NEW YORK (Oct. 11)
The Episcopal Church’s decision not to pursue divestment from Israel reflects a growing coalition of Jews and Christians committed to peace in the Middle East and opposed to one-sided approaches to the conflict, Jewish officials say. The Episcopalians are “joining with the other mainline churches in seeking constructive ways to influence the United States’ government and Israelis and Palestinians to find a two-state solution,” said David Elcott, director of interreligious affairs for the American Jewish Committee.
“For the first time since this conflict began, there is a broad-based coalition of Protestants, Catholics and Jews committed to a two-state solution and peace,” he said. “This is the news, not the conflict. We are actually working together for peace.”
On Oct. 3, the Episcopal Church’s Social Responsibility in Investments Committee issued its report, which was approved by the church’s Executive Council on Saturday.
The church calls on the committee to file shareholder resolutions with companies in which the church has investments “whose products or services contribute to violence against either side or contribute to the infrastructure that supports or sustains the Occupation, such as settlements and their bypass roads, the security barrier where it is built on Palestinian land, and demolition of Palestinian homes.”
The resolution also calls on the committee to encourage companies in which it has holdings to support Palestinian economic development in the West Bank and Gaza Strip.
But it stops short of recommending that the church divest from companies that profit from Israel’s presence in the territories, which had been a possibility.
The committee said it was not recommending divestment because “the goal is for selected companies to change behavior, resulting in a more hopeful climate for peace.
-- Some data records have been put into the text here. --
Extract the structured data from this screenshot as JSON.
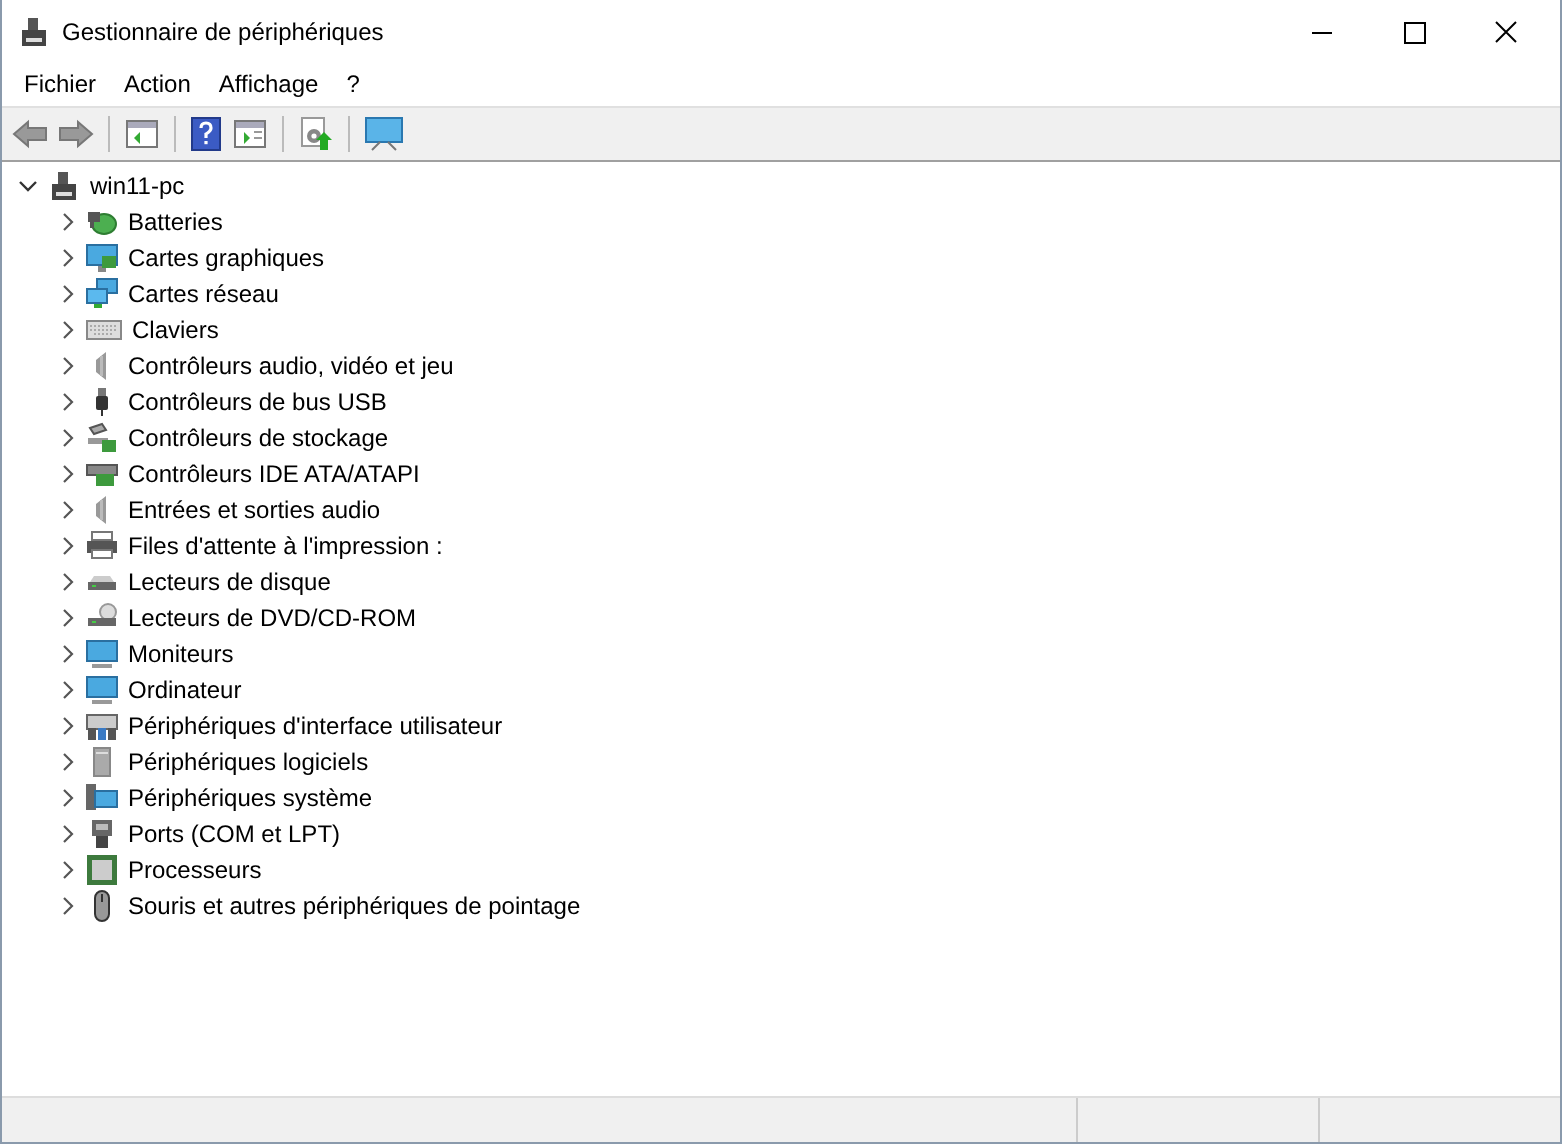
{
  "window": {
    "title": "Gestionnaire de périphériques"
  },
  "menu": [
    "Fichier",
    "Action",
    "Affichage",
    "?"
  ],
  "tree": {
    "label": "win11-pc",
    "expanded": true,
    "children": [
      {
        "label": "Batteries",
        "expanded": false
      },
      {
        "label": "Cartes graphiques",
        "expanded": false
      },
      {
        "label": "Cartes réseau",
        "expanded": false
      },
      {
        "label": "Claviers",
        "expanded": false
      },
      {
        "label": "Contrôleurs audio, vidéo et jeu",
        "expanded": false
      },
      {
        "label": "Contrôleurs de bus USB",
        "expanded": false
      },
      {
        "label": "Contrôleurs de stockage",
        "expanded": false
      },
      {
        "label": "Contrôleurs IDE ATA/ATAPI",
        "expanded": false
      },
      {
        "label": "Entrées et sorties audio",
        "expanded": false
      },
      {
        "label": "Files d'attente à l'impression :",
        "expanded": false
      },
      {
        "label": "Lecteurs de disque",
        "expanded": false
      },
      {
        "label": "Lecteurs de DVD/CD-ROM",
        "expanded": false
      },
      {
        "label": "Moniteurs",
        "expanded": false
      },
      {
        "label": "Ordinateur",
        "expanded": false
      },
      {
        "label": "Périphériques d'interface utilisateur",
        "expanded": false
      },
      {
        "label": "Périphériques logiciels",
        "expanded": false
      },
      {
        "label": "Périphériques système",
        "expanded": false
      },
      {
        "label": "Ports (COM et LPT)",
        "expanded": false
      },
      {
        "label": "Processeurs",
        "expanded": false
      },
      {
        "label": "Souris et autres périphériques de pointage",
        "expanded": false
      }
    ]
  }
}
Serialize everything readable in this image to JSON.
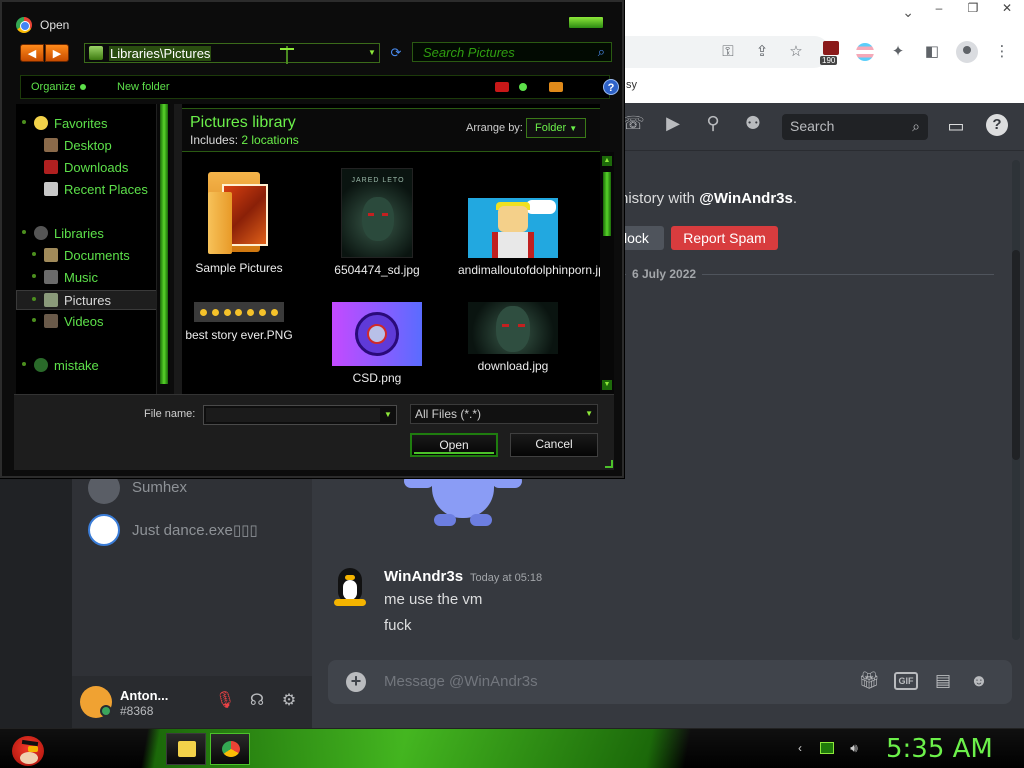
{
  "chrome": {
    "window_controls": [
      "–",
      "❐",
      "✕"
    ],
    "infobar_text": "sy",
    "extension_badge": "190"
  },
  "discord": {
    "search_placeholder": "Search",
    "history_prefix": "history with ",
    "history_user": "@WinAndr3s",
    "history_suffix": ".",
    "block_label": "lock",
    "report_spam_label": "Report Spam",
    "date_divider": "6 July 2022",
    "dm_list": [
      {
        "name": "Sumhex"
      },
      {
        "name": "Just dance.exe▯▯▯"
      }
    ],
    "message": {
      "author": "WinAndr3s",
      "time": "Today at 05:18",
      "lines": [
        "me use the vm",
        "fuck"
      ]
    },
    "composer_placeholder": "Message @WinAndr3s",
    "gif_label": "GIF",
    "user": {
      "name": "Anton...",
      "tag": "#8368"
    }
  },
  "dialog": {
    "title": "Open",
    "address": "Libraries\\Pictures",
    "search_placeholder": "Search Pictures",
    "commands": {
      "organize": "Organize",
      "new_folder": "New folder"
    },
    "help": "?",
    "nav": {
      "favorites": "Favorites",
      "desktop": "Desktop",
      "downloads": "Downloads",
      "recent_places": "Recent Places",
      "libraries": "Libraries",
      "documents": "Documents",
      "music": "Music",
      "pictures": "Pictures",
      "videos": "Videos",
      "mistake": "mistake"
    },
    "library": {
      "title": "Pictures library",
      "includes_label": "Includes:",
      "includes_link": "2 locations",
      "arrange_label": "Arrange by:",
      "arrange_value": "Folder"
    },
    "files": [
      {
        "name": "Sample Pictures"
      },
      {
        "name": "6504474_sd.jpg",
        "poster_text": "JARED LETO"
      },
      {
        "name": "andimalloutofdolphinporn.jpg"
      },
      {
        "name": "best story ever.PNG"
      },
      {
        "name": "CSD.png"
      },
      {
        "name": "download.jpg"
      }
    ],
    "file_name_label": "File name:",
    "file_name_value": "",
    "file_type": "All Files (*.*)",
    "open_label": "Open",
    "cancel_label": "Cancel"
  },
  "taskbar": {
    "clock": "5:35 AM"
  }
}
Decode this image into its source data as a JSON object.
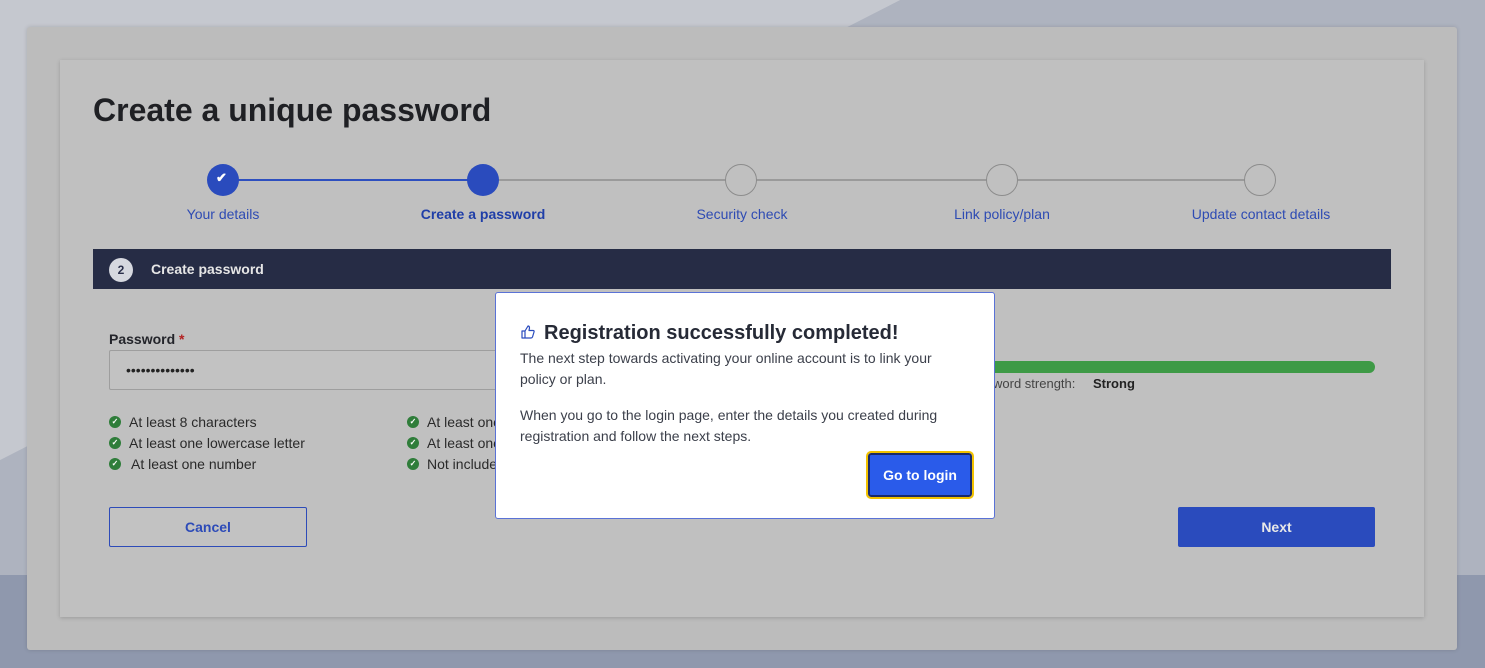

If the church simply divests, nothing positive has happened.”
“What this evidences is that the corner has been turned,” said Ethan Felson, assistant executive director of the Jewish Council for Public Affairs. “The churches can find balanced and reasonable approaches that enable them to ensure that their investments are done in a way that comports with their values, without delegitimizing Israel or embracing a decidedly one-sided narrative.”
Officials of the church’s Executive Council were traveling Tuesday from their meeting in Nevada and could not be reached.
The Episcopalian move could influence the United Methodist Church, which currently is studying how it should respond to the Palestinian-Israeli conflict, Jewish officials say.
Considering that the Presbyterian Church USA is now the only Protestant church that has called for divestment, the Episcopal Church’s decision reflects a trend toward greater closeness between Jews and Protestants, Jewish officials say.
“The Jewish community and the mainline Protestant community have not engaged each other on the Middle East for decades,” Elcott said. “We have not taken each other seriously. Now we are working together to reach peace. That is a breakthrough.”
But some in the Jewish community wish that the Episcopalians had gone further.
Rabbi Gary Bretton-Granatoor, director of interfaith affairs at the Anti-Defamation League, called the move “a step in the right direction.”
“We are concerned, however, that they failed to acknowledge the important steps that Israel has taken with disengagement,” he said, referring to Israel’s recent Gaza Strip withdrawal. “But we hope that other churches follow the lead” and reject divestment.
When the Presbyterian Church took up divestment from Israel last summer, it paved the way for other mainline Protestant churches to consider divestment — and touched off a year of intensified Jewish-Protestant dialogue. Jewish groups felt the Protestants were not sensitive to Israel’s perspective and were being duped by pro-Palestinian propagandists who took advantage of well-meaning, but naive, church officials to present a distorted view of the conflict.
National Jewish and Protestant leaders traveled together to Israel last month, a trip participants said influenced both sides and may have reinforced a move toward rapprochement in the lead-up to the Episcopalians’ decision.
“What you’re seeing is a building of consensus,” Elcott said. “When you experience the suffering on both sides, you realize that there is simply no point in validating one side over the other.”